To access network-based services including email, file servers, and business applications, every user must be authenticated. Managing user access individually is time consuming and inefficient. Using groups can help you simplify user management as changes to group access rights are automatically applied to all members of the group.
You can group users based on common or shared traits. For example, to make it easier for your sales team to access shared sales documentation, you can create a group named Sales and grant group members access to the Sales Documentation folder on your org file server.
Groups are important tools for identity management systems, and group data typically resides in a directory. Most applications support groups, either at the application level, or within the application to specific resources.
When searching for a group on the Groups (Directory > Groups) page of the Admin Console, you can search for a group by full or partial group name. If you search for a partial group name, only those groups matching the prefix are returned. For example, if there is a group named Group 1 and you enter 1 as the partial search term, no results are returned. If you enter Group as the partial search term, all groups beginning with Group are returned.
You can use App Sign On Rules to restrict access to apps to a specific network location, or enforce the use of multifactor authentication (MFA). You can limit the scope of an app sign on rule to a group. You can configure policies to implement MFA for remote, temporary, or contract employees.
You can also use this feature to exclude groups. This feature lets a group of users access apps from anywhere, but it is recommended that users should be on your corporate network. See Application Level Multifactor Authentication.
Groups in applications and directories
With Okta, you can define group membership in one directory and then use your groups in multiple connected systems. In on-premises systems, applications can connect to and query for groups from a central directory. Cloud applications often lack a common Active Directory, but the Okta push groups feature lets you use groups with these types of applications.
SAML JIT group provisioning
You can provision groups during the SAML sign-on process. This is recommended when you want to do the following:
- Add users to pre-existing groups.
- Create new groups in Box.
- Manage group membership in Box.
Essentially there is no provisioning configuration. Group information is sent in the SAML assertion when the user signs in to a target app. This is less flexible than group push, in which you must use regular expressions to filter the groups you want. The advantage of this method is that it is available as part of the SAML template. If your target application accepts group information by SAML, you can configure a template without requiring an engineering effort to implement group push.
These use cases demonstrate how Okta can help you manage groups.
Provision users in target applications
Applications that support provisioning can use group membership to determine which user accounts are created, updated, deleted, or deactivated. After you have configured provisioning, assign a group to your application. Members of the group are automatically created in the target application.
Some services have additional data that you can assign to a newly created user. For example, when you assign a group to a Salesforce application with provisioning enabled, you can choose the Salesforce roles and profiles that are assigned to users in the group.
Map AD groups to Box folders

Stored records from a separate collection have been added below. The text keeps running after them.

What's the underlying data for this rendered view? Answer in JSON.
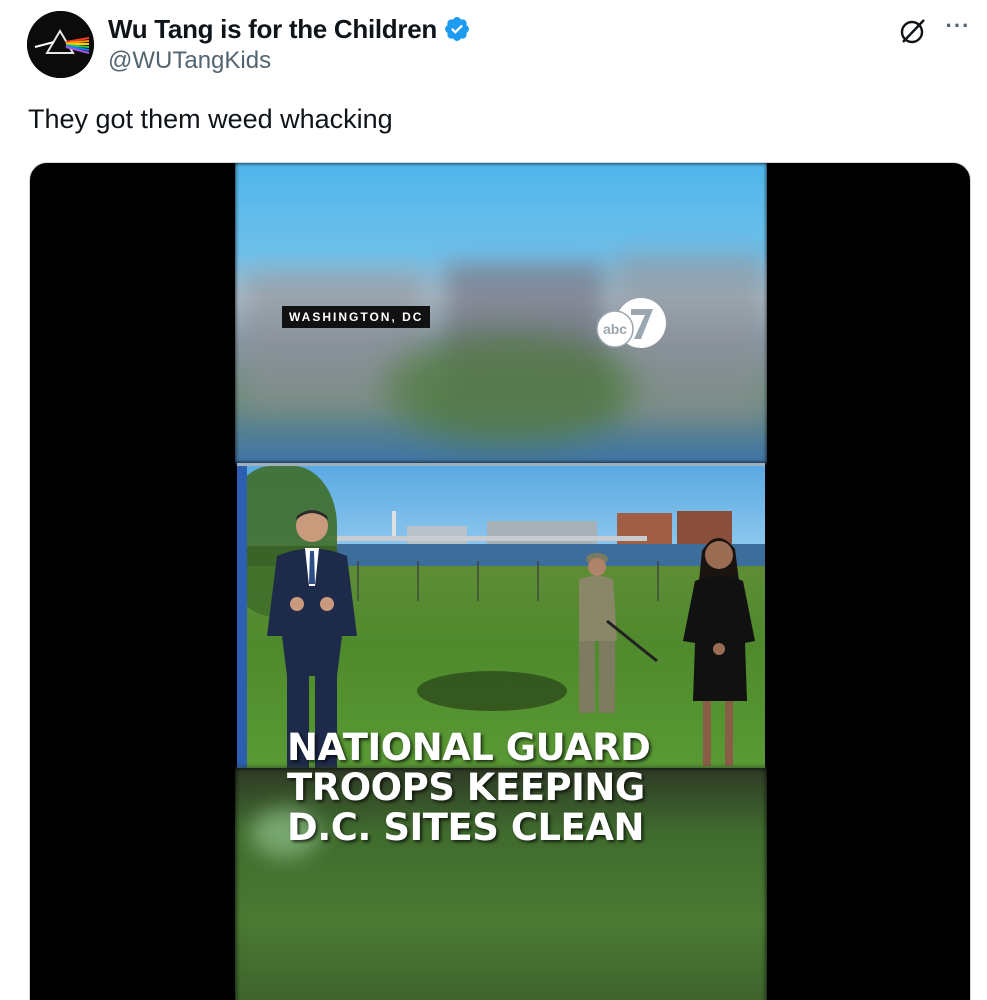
{
  "author": {
    "display_name": "Wu Tang is for the Children",
    "handle": "@WUTangKids",
    "verified": true,
    "verified_color": "#1d9bf0"
  },
  "tweet": {
    "text": "They got them weed whacking"
  },
  "actions": {
    "grok_icon": "grok-icon",
    "more_label": "···"
  },
  "media": {
    "location_tag": "WASHINGTON, DC",
    "logo_text": "abc",
    "logo_number": "7",
    "headline_lines": [
      "NATIONAL GUARD",
      "TROOPS KEEPING",
      "D.C. SITES CLEAN"
    ]
  }
}
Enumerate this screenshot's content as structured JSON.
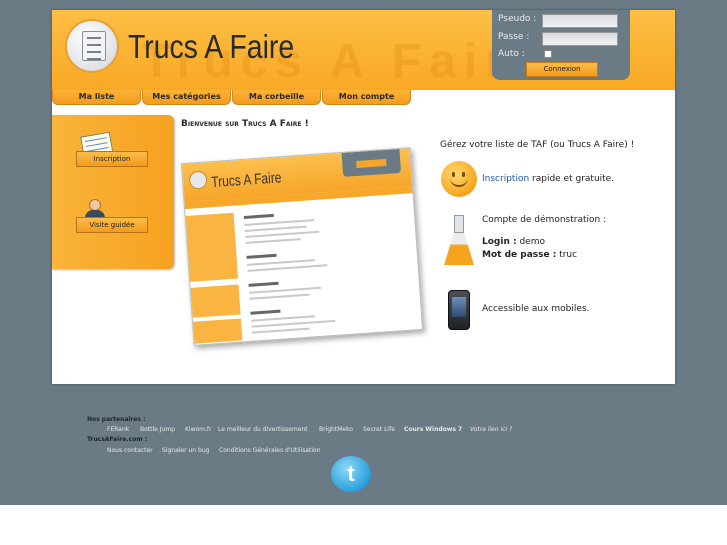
{
  "logo": {
    "text": "Trucs A Faire",
    "watermark": "Trucs A Faire"
  },
  "login": {
    "pseudo_label": "Pseudo :",
    "passe_label": "Passe :",
    "auto_label": "Auto :",
    "button": "Connexion"
  },
  "nav": {
    "tabs": [
      "Ma liste",
      "Mes catégories",
      "Ma corbeille",
      "Mon compte"
    ]
  },
  "sidebar": {
    "inscription": "Inscription",
    "visite": "Visite guidée"
  },
  "main": {
    "welcome": "Bienvenue sur Trucs A Faire !",
    "preview_title": "Trucs A Faire",
    "tagline": "Gérez votre liste de TAF (ou Trucs A Faire) !",
    "feature1_link": "Inscription",
    "feature1_rest": " rapide et gratuite.",
    "demo_title": "Compte de démonstration :",
    "login_label": "Login :",
    "login_value": " demo",
    "password_label": "Mot de passe :",
    "password_value": " truc",
    "mobile": "Accessible aux mobiles."
  },
  "footer": {
    "partners_label": "Nos partenaires :",
    "partners": [
      "FERank",
      "Bottle Jump",
      "Kiwom.fr",
      "Le meilleur du divertissement",
      "BrightMeko",
      "Secret Life",
      "Cours Windows 7",
      "Votre lien ici ?"
    ],
    "site_label": "TrucsAFaire.com :",
    "site_links": [
      "Nous contacter",
      "Signaler un bug",
      "Conditions Générales d'Utilisation"
    ]
  },
  "colors": {
    "accent": "#f7a21f",
    "background": "#6b7b86",
    "link": "#1a56b0"
  }
}
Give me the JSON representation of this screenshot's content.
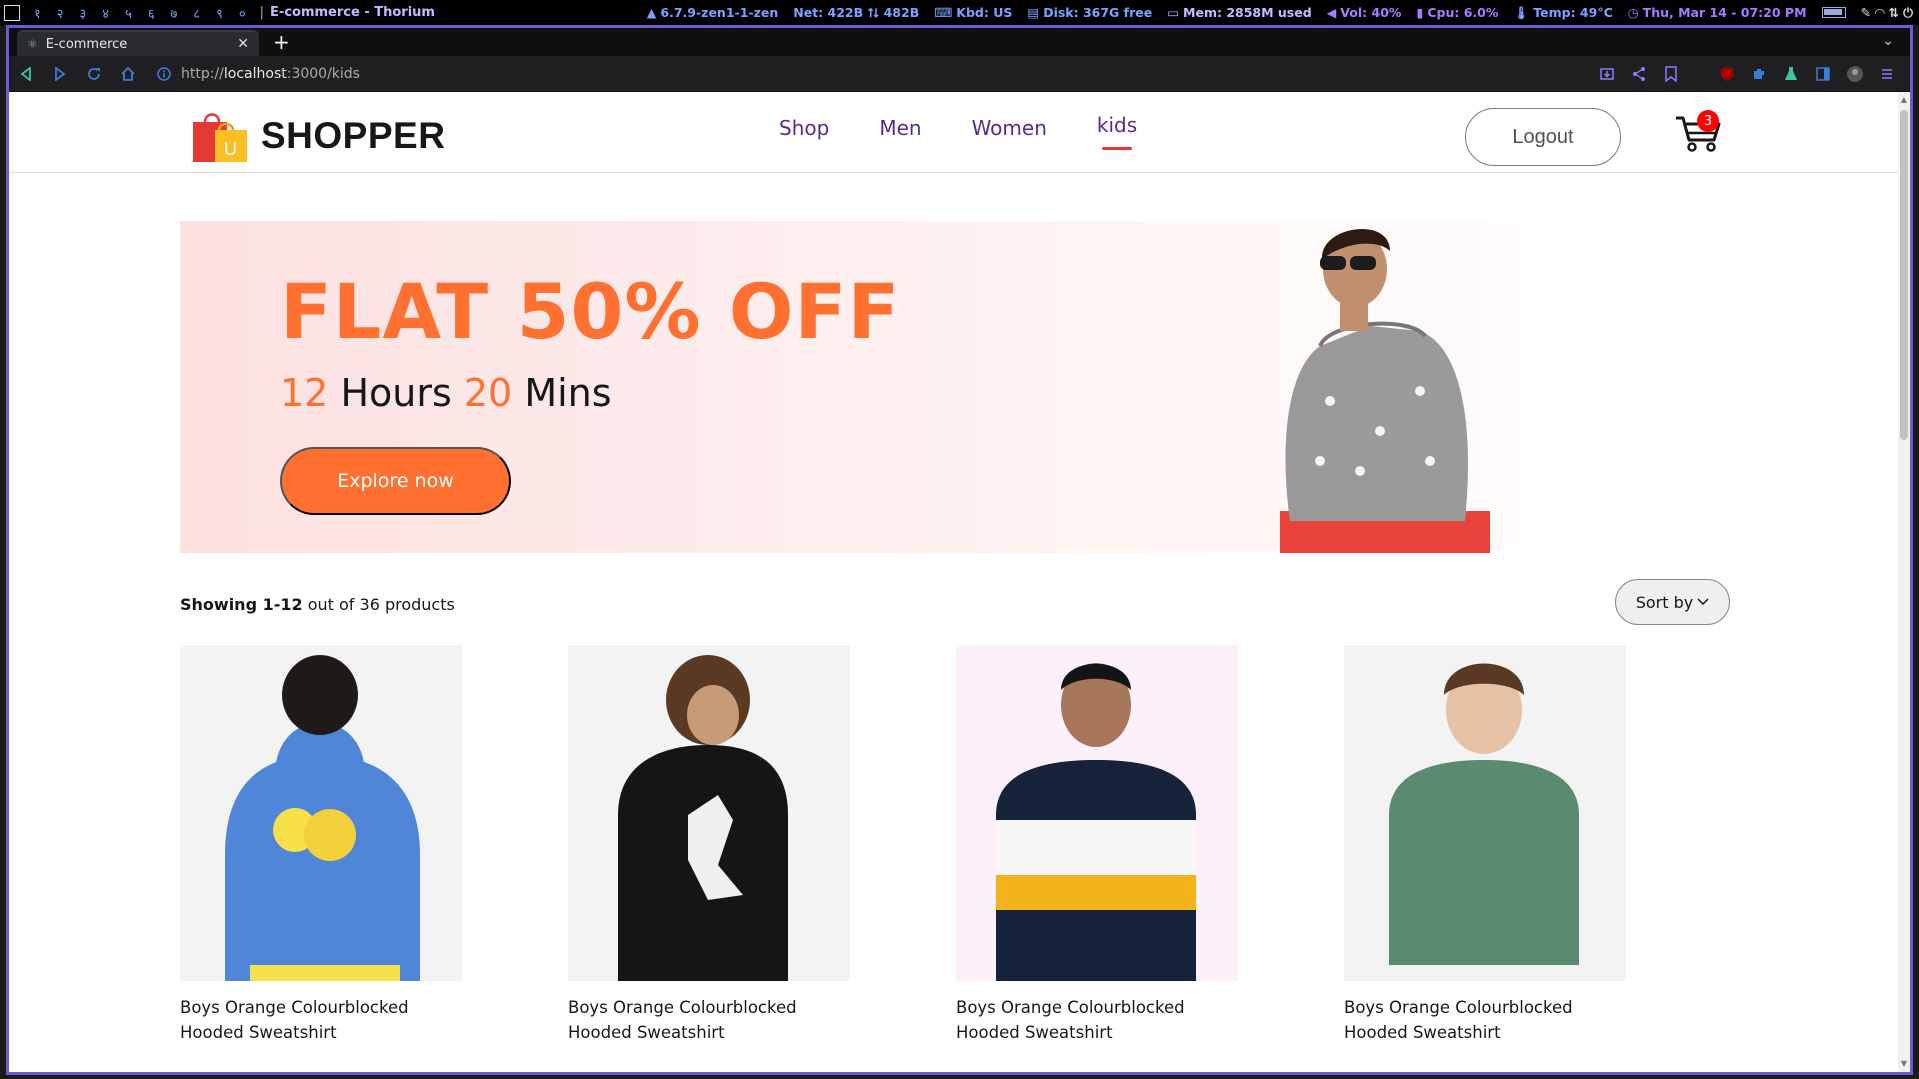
{
  "wm": {
    "workspaces": [
      "१",
      "२",
      "३",
      "४",
      "५",
      "६",
      "७",
      "८",
      "९",
      "०"
    ],
    "window_title": "E-commerce - Thorium",
    "kernel": "6.7.9-zen1-1-zen",
    "net": "Net: 422B ⭡⭣ 482B",
    "kbd": "Kbd: US",
    "disk": "Disk: 367G free",
    "mem": "Mem: 2858M used",
    "vol": "Vol: 40%",
    "cpu": "Cpu: 6.0%",
    "temp": "Temp: 49°C",
    "clock": "Thu, Mar 14 - 07:20 PM"
  },
  "browser": {
    "tab_title": "E-commerce",
    "url_prefix": "http://",
    "url_host": "localhost",
    "url_path": ":3000/kids"
  },
  "navbar": {
    "brand": "SHOPPER",
    "menu": [
      {
        "label": "Shop",
        "active": false
      },
      {
        "label": "Men",
        "active": false
      },
      {
        "label": "Women",
        "active": false
      },
      {
        "label": "kids",
        "active": true
      }
    ],
    "logout_label": "Logout",
    "cart_count": "3"
  },
  "hero": {
    "title": "FLAT 50% OFF",
    "hours": "12",
    "hours_label": "Hours",
    "mins": "20",
    "mins_label": "Mins",
    "cta": "Explore now"
  },
  "listing": {
    "showing_bold": "Showing 1-12",
    "showing_rest": "out of 36 products",
    "sort_label": "Sort by"
  },
  "products": [
    {
      "line1": "Boys Orange Colourblocked",
      "line2": "Hooded Sweatshirt"
    },
    {
      "line1": "Boys Orange Colourblocked",
      "line2": "Hooded Sweatshirt"
    },
    {
      "line1": "Boys Orange Colourblocked",
      "line2": "Hooded Sweatshirt"
    },
    {
      "line1": "Boys Orange Colourblocked",
      "line2": "Hooded Sweatshirt"
    }
  ],
  "colors": {
    "accent": "#ff7031",
    "nav_text": "#5a2a8a",
    "active_underline": "#e53935",
    "badge": "#ff0000",
    "frame_border": "#6b5bd6"
  }
}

A company using AD groups to control access to files is migrating to Box for file sharing. Folders are created in Box that reflect the same or a similar hierarchy to the on-premises file server. Groups are imported into Okta and then group push is used to send the groups to Box where they are assigned to collaboration folders.